The contest kicks off today and runs through Aug. 19. Not only does it give you a chance to vent, but you could also win:
First prize: A week’s free stay at a condo of your choice in one of more than 50 countries. You’ll also get $1,000 toward airfare and other travel/trip expenses.
Second prize: A week’s free stay at a condo of your choice in one of more than 50 countries and $500 toward airfare or other travel/trip expenses.
In the 1950s, the movie monsters and creatures that threatened the American way of life came from black lagoons, outer space and atomic bomb tests. In the 21st century, there’s a real-life threat to the nation and the globe—toxic trade that kills jobs and the environment—and it came from the “free trade” laboratory.
Today, a 20-foot tall “Toxic Trader” monster—gripping a lead-tainted Thomas the Tank Engine in one hand and wearing a necktie of $100 bills—marched through the streets of Washington, D.C. But before he could find refuge at a meeting of Bush administration officials, “free trade” lobbyists and corporate executives whose trade experiments spawned the job-killing, planet-poisoning creature, he was brought to his knees by a trio of chem-suited and caped “Toxic Avengers.”
Struggling homeowners will need Social Security and Medicare now more than ever, according to a new study by the Center for Economic and Policy Research (CEPR). Due to the collapse of the housing market, the vast majority of Americans have accumulated little or no wealth—and so will be almost completely reliant on Social Security and Medicare to support them in their retirement years.
Given how many more of us will be dependent upon these key family programs, it’s too bad that just this week Sen. John McCain called Social Security a “disgrace.” He seems to think it’s a disgrace taxpayers fund Social Security (but apparently it’s OK we taxpayers endlessly fund the Iraq war…).
Frank Snyder, AFL-CIO state director in Pennsylvania, reports on the presidential race.
Early yesterday, Amalgamated Transit Union (ATU) Local 85 Recording Secretary Mike Harms and shop steward Ted Kielur stood outside the West Mifflin Port Authority Bus Garage near Pittsburgh and distributed worksite leaflets to members as they came into work between 5:30 a.m. and 6:30 a.m.

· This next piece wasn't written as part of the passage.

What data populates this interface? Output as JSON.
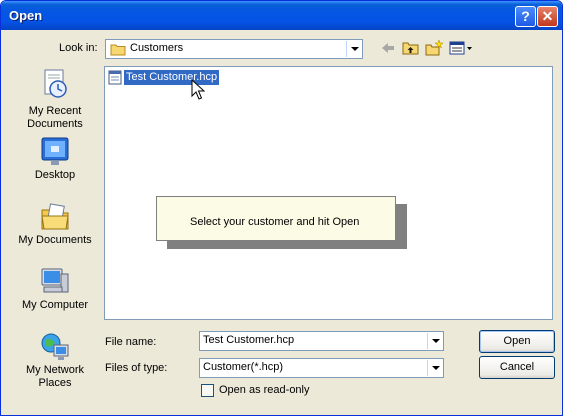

We are leafleting to educate our members about Sen. Barack Obama’s policies that support working families. Working people need to elect someone who will focus on issues that are relevant to them—and Barack Obama is that candidate.